The PEOPLE of the State of New York, Respondent, v. Lyndon ORTIZ, Defendant-Appellant.
Judgment, Supreme Court, New York County (Arlene R. Silverman, J.), rendered July 14, 2004, convicting defendant, after a jury trial, of criminal sale of a controlled substance in the third degree, and sentencing him, as a second felony offender, to a term of 4 1/212 to 9 years, unanimously affirmed.
The court, which accorded defendant ample opportunity to develop his claim that police witnesses mistook him for his brother, properly exercised its discretion when it precluded defendant from introducing photographs that were potentially misleading with respect to the alleged resemblance between the brothers (see People v. Davis, 43 N.Y.2d 17, 27, 400 N.Y.S.2d 735, 371 N.E.2d 456 , cert. denied 435 U.S. 998, 98 S.Ct. 1653, 56 L.Ed.2d 88 ; People v. Johnson, 236 A.D.2d 263, 653 N.Y.S.2d 579 , lv. denied 89 N.Y.2d 1095, 660 N.Y.S.2d 389, 682 N.E.2d 990 ; People v. Hernandez, 227 A.D.2d 162, 642 N.Y.S.2d 634  ). Since defendant never asserted any constitutional right to introduce this evidence, his constitutional claim is unpreserved (see e.g. People v. Angelo, 88 N.Y.2d 217, 222, 644 N.Y.S.2d 460, 666 N.E.2d 1333  ), and we decline to review it in the interest of justice. Were we to review this claim, we would find that the court did not violate defendant's right to present a defense (see Crane v. Kentucky, 476 U.S. 683, 689-690, 106 S.Ct. 2142, 90 L.Ed.2d 636  ). We note that defendant was able to establish his resemblance to his brother through other means, including police testimony and reports.
The People made a sufficiently particularized showing to warrant courtroom closure during the undercover officer's testimony, in that the officer continued to work in the area of defendant's arrest, had unapprehended suspects remaining at large from the area of defendant's arrest and took precautions when testifying (see e.g. People v. Reed, 4 A.D.3d 120, 771 N.Y.S.2d 340 , lv. denied 2 N.Y.3d 805, 781 N.Y.S.2d 304, 814 N.E.2d 476  ). Defendant's arguments concerning possible alternatives to closure, and his challenge to the officer's identification of himself only by shield number, are unpreserved and we decline to review them in the interest of justice. Were we to review these claims, we would reject them.

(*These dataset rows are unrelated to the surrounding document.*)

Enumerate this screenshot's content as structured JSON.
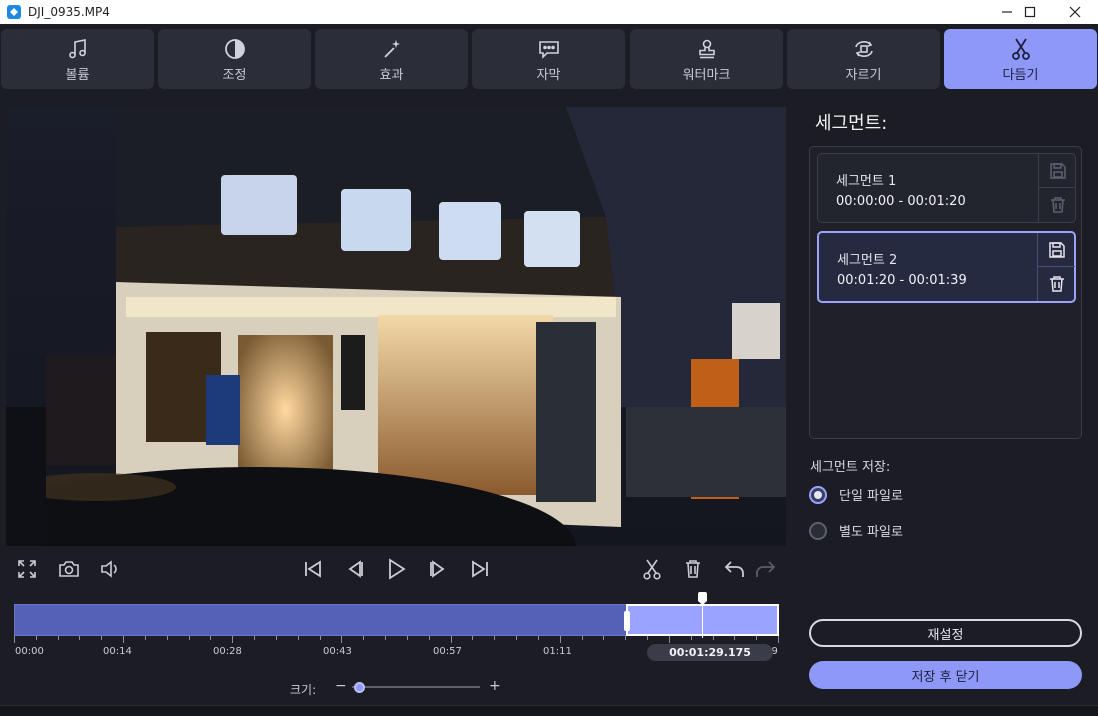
{
  "window": {
    "title": "DJI_0935.MP4",
    "minimize": "—",
    "maximize": "☐",
    "close": "✕"
  },
  "tabs": [
    {
      "label": "볼륨",
      "icon": "music-note-icon"
    },
    {
      "label": "조정",
      "icon": "contrast-icon"
    },
    {
      "label": "효과",
      "icon": "magic-wand-icon"
    },
    {
      "label": "자막",
      "icon": "speech-bubble-icon"
    },
    {
      "label": "워터마크",
      "icon": "stamp-icon"
    },
    {
      "label": "자르기",
      "icon": "crop-rotate-icon"
    },
    {
      "label": "다듬기",
      "icon": "scissors-icon",
      "active": true
    }
  ],
  "player": {
    "icons": [
      "fullscreen-icon",
      "camera-icon",
      "volume-icon",
      "skip-to-start-icon",
      "previous-frame-icon",
      "play-icon",
      "next-frame-icon",
      "skip-to-end-icon",
      "scissors-icon",
      "trash-icon",
      "undo-icon",
      "redo-icon"
    ]
  },
  "timeline": {
    "labels": [
      "00:00",
      "00:14",
      "00:28",
      "00:43",
      "00:57",
      "01:11",
      "01:39"
    ],
    "current_time": "00:01:29.175",
    "segment_split_fraction": 0.8,
    "playhead_fraction": 0.9
  },
  "zoom": {
    "label": "크기:",
    "minus": "−",
    "plus": "+",
    "level_fraction": 0.05
  },
  "panel": {
    "title": "세그먼트:",
    "segments": [
      {
        "name": "세그먼트 1",
        "range": "00:00:00 - 00:01:20",
        "selected": false
      },
      {
        "name": "세그먼트 2",
        "range": "00:01:20 - 00:01:39",
        "selected": true
      }
    ],
    "save_label": "세그먼트 저장:",
    "options": [
      {
        "label": "단일 파일로",
        "checked": true
      },
      {
        "label": "별도 파일로",
        "checked": false
      }
    ],
    "reset_label": "재설정",
    "save_close_label": "저장 후 닫기"
  },
  "colors": {
    "accent": "#8d98f7",
    "timeline_fill": "#5560b7",
    "selected_segment": "#9aa3ff",
    "background": "#1c1d24"
  }
}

Nothing in the prosecutor's statements shifted the burden of proof or deprived defendant of a fair trial. Since the defense was not based entirely on allegations of honest mistake, but also included attacks on police credibility, the prosecutor was entitled to respond (see People v. Overlee, 236 A.D.2d 133, 666 N.Y.S.2d 572 , lv. denied 91 N.Y.2d 976, 672 N.Y.S.2d 855, 695 N.E.2d 724  ). Even if some of the challenged remarks would have been better left unsaid, these isolated comments were not part of a pattern of misconduct and do not warrant reversal (see People v. D'Alessandro, 184 A.D.2d 114, 118-119, 591 N.Y.S.2d 1001 , lv. denied 81 N.Y.2d 884, 597 N.Y.S.2d 945, 613 N.E.2d 977  ).

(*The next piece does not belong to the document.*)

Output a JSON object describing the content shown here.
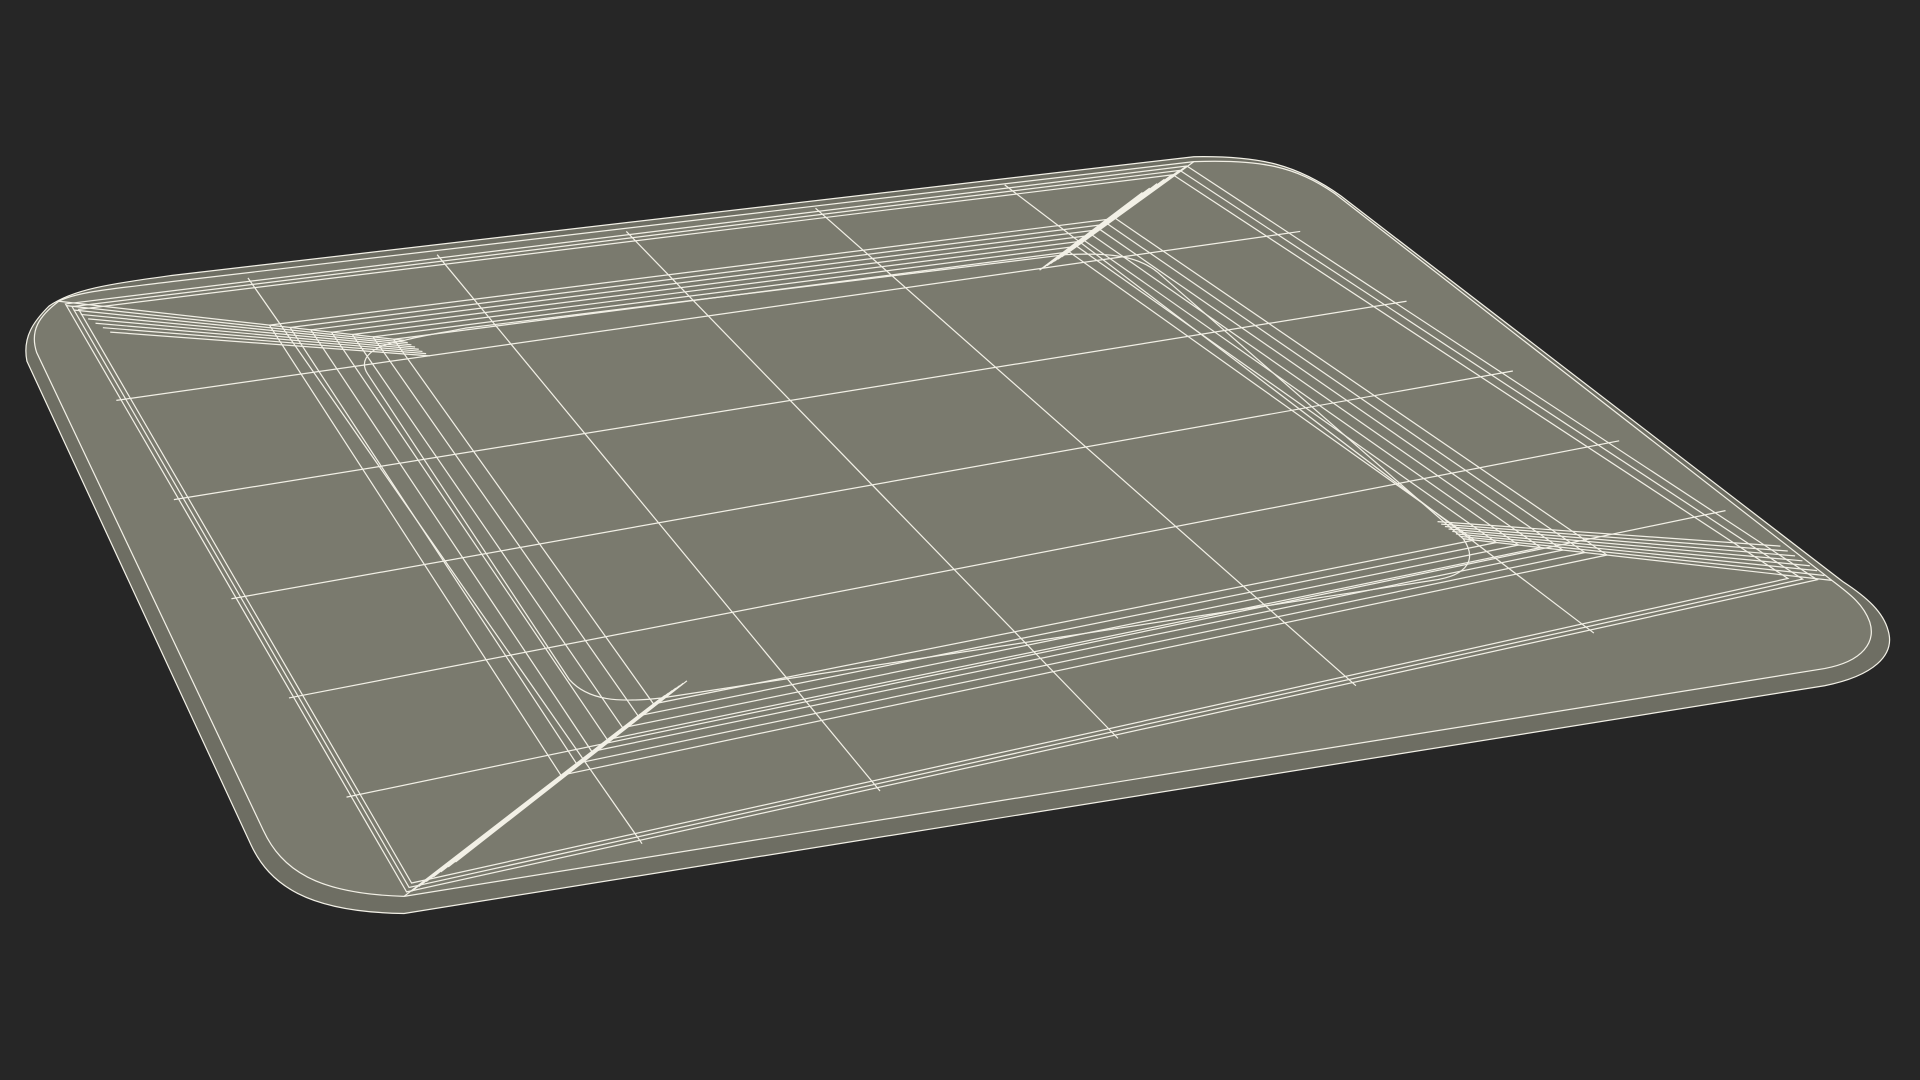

Defendant's arguments for a reduced penalty under the Drug Law Reform Act (L. 2004, ch. 738) are without merit (People v. Utsey, 7 N.Y.3d 398, 822 N.Y.S.2d 475, 855 N.E.2d 791  ).